### Exercise description
Only a number is expected in reply: the number of lines below that include the word "Certyfikowany".

### Supplied entries

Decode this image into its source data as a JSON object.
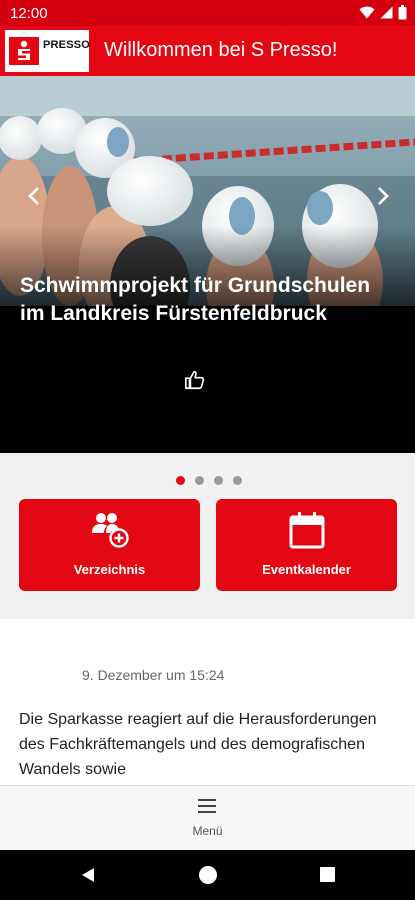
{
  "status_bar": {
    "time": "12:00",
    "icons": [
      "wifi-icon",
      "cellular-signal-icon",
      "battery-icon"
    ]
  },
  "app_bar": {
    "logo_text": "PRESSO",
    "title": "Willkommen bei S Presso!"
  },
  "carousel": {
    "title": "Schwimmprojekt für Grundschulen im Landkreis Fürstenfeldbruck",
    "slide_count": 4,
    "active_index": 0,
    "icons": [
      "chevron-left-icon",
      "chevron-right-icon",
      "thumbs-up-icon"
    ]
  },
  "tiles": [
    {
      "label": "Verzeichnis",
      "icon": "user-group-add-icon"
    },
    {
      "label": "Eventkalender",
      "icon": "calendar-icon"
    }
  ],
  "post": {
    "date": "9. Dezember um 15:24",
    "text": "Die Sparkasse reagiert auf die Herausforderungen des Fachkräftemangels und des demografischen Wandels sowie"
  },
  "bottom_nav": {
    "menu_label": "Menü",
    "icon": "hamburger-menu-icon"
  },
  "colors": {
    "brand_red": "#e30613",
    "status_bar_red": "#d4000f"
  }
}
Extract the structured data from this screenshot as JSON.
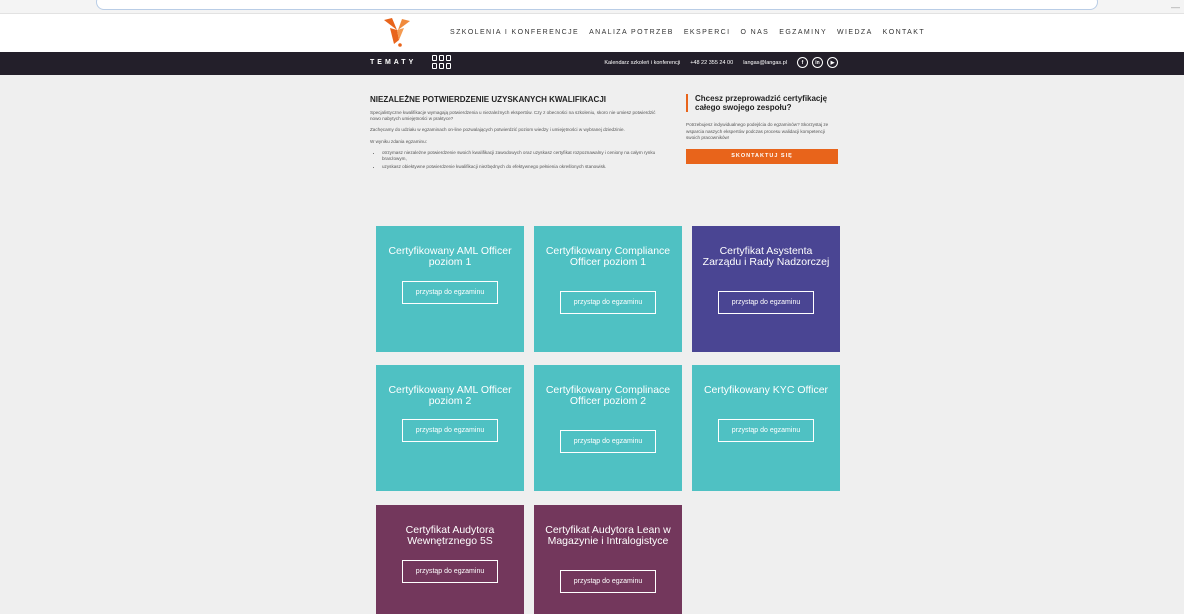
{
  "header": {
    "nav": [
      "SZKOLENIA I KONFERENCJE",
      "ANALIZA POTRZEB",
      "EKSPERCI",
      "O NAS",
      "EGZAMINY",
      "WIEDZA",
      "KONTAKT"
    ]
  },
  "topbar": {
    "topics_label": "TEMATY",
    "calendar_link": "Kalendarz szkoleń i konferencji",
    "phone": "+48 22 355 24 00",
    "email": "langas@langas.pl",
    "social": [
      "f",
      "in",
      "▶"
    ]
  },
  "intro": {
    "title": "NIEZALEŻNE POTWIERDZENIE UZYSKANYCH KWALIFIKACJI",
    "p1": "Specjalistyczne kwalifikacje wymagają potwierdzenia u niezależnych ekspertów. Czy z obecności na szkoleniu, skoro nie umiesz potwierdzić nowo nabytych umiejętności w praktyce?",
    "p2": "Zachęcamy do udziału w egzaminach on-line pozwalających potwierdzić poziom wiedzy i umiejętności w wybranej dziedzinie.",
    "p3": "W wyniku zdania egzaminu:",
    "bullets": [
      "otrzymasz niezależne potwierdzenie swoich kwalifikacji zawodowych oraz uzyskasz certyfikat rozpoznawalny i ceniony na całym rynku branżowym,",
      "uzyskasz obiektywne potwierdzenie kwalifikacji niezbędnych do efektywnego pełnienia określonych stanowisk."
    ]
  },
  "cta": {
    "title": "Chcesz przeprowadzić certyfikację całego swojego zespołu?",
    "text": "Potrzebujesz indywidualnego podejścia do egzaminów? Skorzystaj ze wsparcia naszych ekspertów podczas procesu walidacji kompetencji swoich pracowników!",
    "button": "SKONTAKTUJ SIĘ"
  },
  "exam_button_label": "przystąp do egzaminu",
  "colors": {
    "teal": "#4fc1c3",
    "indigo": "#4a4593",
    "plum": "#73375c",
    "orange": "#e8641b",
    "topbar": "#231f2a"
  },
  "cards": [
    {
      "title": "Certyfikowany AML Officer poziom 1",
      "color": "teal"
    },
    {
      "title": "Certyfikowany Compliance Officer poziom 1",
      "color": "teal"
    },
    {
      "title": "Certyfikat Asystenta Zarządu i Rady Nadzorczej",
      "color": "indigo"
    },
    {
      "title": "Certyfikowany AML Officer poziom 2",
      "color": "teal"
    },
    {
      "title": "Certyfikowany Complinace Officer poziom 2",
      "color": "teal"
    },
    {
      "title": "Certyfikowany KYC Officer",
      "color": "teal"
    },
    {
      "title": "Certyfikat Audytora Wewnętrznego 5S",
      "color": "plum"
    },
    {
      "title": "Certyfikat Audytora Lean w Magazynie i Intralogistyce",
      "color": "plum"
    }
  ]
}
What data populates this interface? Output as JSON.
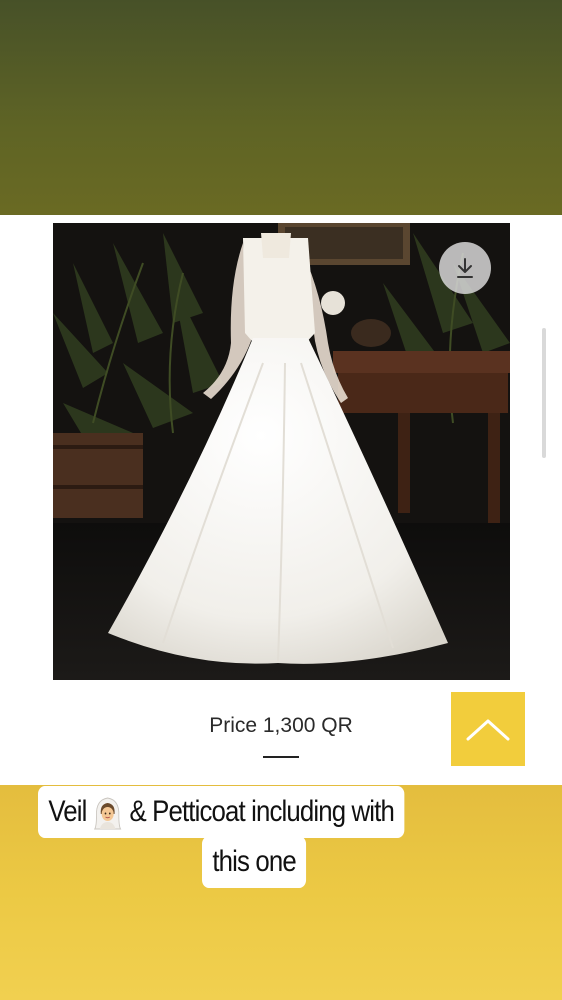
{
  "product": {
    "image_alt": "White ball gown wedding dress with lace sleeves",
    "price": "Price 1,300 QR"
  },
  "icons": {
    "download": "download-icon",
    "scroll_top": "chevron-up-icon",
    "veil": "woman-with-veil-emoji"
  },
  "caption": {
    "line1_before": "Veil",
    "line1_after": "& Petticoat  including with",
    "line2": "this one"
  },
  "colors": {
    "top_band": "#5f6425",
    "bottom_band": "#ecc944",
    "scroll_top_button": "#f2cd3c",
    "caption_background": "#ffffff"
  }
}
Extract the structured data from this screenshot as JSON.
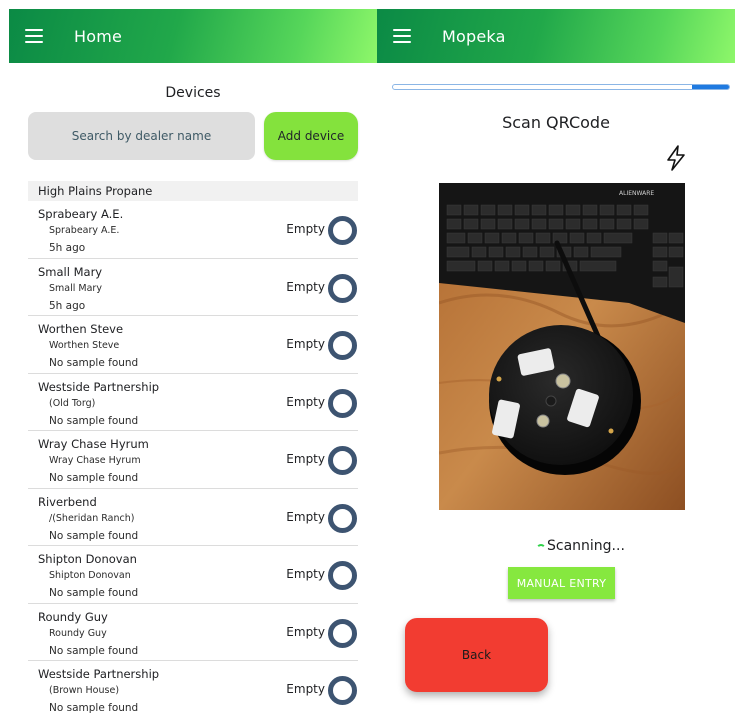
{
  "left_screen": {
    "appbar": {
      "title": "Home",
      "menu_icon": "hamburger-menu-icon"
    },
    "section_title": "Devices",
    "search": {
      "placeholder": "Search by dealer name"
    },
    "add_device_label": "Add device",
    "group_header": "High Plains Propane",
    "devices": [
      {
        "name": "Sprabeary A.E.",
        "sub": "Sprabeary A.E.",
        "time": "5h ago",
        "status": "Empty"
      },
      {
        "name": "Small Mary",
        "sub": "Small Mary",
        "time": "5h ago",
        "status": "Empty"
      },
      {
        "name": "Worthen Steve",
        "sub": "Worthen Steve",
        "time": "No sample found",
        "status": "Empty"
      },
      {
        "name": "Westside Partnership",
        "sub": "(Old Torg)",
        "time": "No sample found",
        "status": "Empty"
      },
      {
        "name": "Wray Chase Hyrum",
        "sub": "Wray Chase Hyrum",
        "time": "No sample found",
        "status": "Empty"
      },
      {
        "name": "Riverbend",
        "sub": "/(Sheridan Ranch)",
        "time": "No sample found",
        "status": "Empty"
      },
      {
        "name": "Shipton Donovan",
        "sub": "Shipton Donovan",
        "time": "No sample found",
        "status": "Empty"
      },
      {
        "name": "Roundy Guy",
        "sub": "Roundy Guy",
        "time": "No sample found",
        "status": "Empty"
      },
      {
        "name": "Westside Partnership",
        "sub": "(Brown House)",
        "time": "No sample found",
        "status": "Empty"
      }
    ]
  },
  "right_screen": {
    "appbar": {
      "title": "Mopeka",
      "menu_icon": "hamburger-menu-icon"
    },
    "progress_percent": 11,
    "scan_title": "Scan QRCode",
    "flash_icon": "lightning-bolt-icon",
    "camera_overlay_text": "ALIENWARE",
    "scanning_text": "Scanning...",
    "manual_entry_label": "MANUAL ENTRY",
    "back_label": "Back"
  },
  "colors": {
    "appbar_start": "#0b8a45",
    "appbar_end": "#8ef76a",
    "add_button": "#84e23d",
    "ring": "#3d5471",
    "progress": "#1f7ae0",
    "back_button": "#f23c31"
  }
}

### Completed task
5